Read the entire piece here.

Cheri Laverne Dalton is wanted for her alleged involvement in the Brinks Armoured Car robbery which occurred on October 21, 1981, in Nanuet, New York. The robbery resulted in the loss of $1.6 million. Two police officers and one security guard were killed, and one police officer and two guards were wounded. On November 17, 1982, a federal grand jury operating in the Southern District of New York returned a superseding indictment charging Dalton with Violations of RICO Statute; Interference with Interstate Commerce by Robbery; Obstruction of Justice; Armed Bank Robbery; Bank Robbery Killings; and Aiding and Abetting.

It’s hard for me to square the FBI narrative with the woman sitting next to me at the bar, in her cute black kicks and jeans with rhinestone pockets, calling me “babygirl” and sipping white rum. It is now May 2016, my sixth trip to Cuba. I am back in Havana to run a new programme, the Cuba Writers Program, which I have launched with my friend Tim. I’d contacted Nehanda to see if she would meet us and share her story. “Done deal,” she wrote back. “I just need one dollar for transport.”

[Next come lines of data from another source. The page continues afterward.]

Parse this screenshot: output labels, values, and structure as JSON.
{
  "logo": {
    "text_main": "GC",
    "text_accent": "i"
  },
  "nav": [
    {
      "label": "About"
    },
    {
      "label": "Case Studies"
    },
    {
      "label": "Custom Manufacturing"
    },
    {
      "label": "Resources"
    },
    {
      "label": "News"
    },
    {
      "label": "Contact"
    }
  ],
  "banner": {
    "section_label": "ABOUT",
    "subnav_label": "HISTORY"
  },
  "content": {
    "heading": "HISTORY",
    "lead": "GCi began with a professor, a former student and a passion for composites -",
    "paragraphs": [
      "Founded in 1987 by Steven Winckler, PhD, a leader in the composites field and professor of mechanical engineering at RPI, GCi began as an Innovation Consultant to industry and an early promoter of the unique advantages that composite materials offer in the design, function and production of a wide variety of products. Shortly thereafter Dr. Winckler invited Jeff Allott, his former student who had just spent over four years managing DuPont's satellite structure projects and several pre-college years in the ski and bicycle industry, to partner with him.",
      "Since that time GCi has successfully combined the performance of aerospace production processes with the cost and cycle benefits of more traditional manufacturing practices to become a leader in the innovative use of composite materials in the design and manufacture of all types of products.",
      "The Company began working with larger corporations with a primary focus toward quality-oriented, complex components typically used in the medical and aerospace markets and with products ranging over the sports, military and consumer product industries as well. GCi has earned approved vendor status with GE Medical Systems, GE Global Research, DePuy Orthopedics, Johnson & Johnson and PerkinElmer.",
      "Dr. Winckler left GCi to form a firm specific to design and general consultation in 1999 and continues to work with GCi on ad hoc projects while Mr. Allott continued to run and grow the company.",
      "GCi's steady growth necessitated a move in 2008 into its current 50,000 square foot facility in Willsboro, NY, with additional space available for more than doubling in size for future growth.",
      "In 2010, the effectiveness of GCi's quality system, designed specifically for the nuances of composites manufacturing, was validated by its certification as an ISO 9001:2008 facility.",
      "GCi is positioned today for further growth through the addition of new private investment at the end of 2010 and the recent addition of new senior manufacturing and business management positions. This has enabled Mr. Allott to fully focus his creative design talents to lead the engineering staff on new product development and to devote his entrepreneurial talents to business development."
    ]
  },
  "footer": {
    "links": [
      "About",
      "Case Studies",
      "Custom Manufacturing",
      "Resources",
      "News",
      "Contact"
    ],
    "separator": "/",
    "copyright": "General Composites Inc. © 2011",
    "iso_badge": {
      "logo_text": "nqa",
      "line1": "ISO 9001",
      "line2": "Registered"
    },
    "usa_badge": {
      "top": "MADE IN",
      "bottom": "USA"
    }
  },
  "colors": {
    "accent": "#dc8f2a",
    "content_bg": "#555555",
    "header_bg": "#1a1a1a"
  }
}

I’ve been thinking about Nehanda a lot this year. The recent loosening of restrictions on US-Cuban relations raises the question of her extradition. Would the US government, in exchange for new policies that benefitted the Cuban people, start applying pressure on the Cuban government to return Nehanda, and other political exiles, to the States? I don’t think Cuba would do that, but no one ever knows what Cuba will do until Cuba does it. (Just ask a Cuban.) But certainly, the media in the US and Cuba has thrown it out there. How far would Cuba go to protect those it had granted political asylum as La Revolución makes way for more permissive capitalism, and reopens a relationship with Fidel’s arch enemy, the United States? [Read on].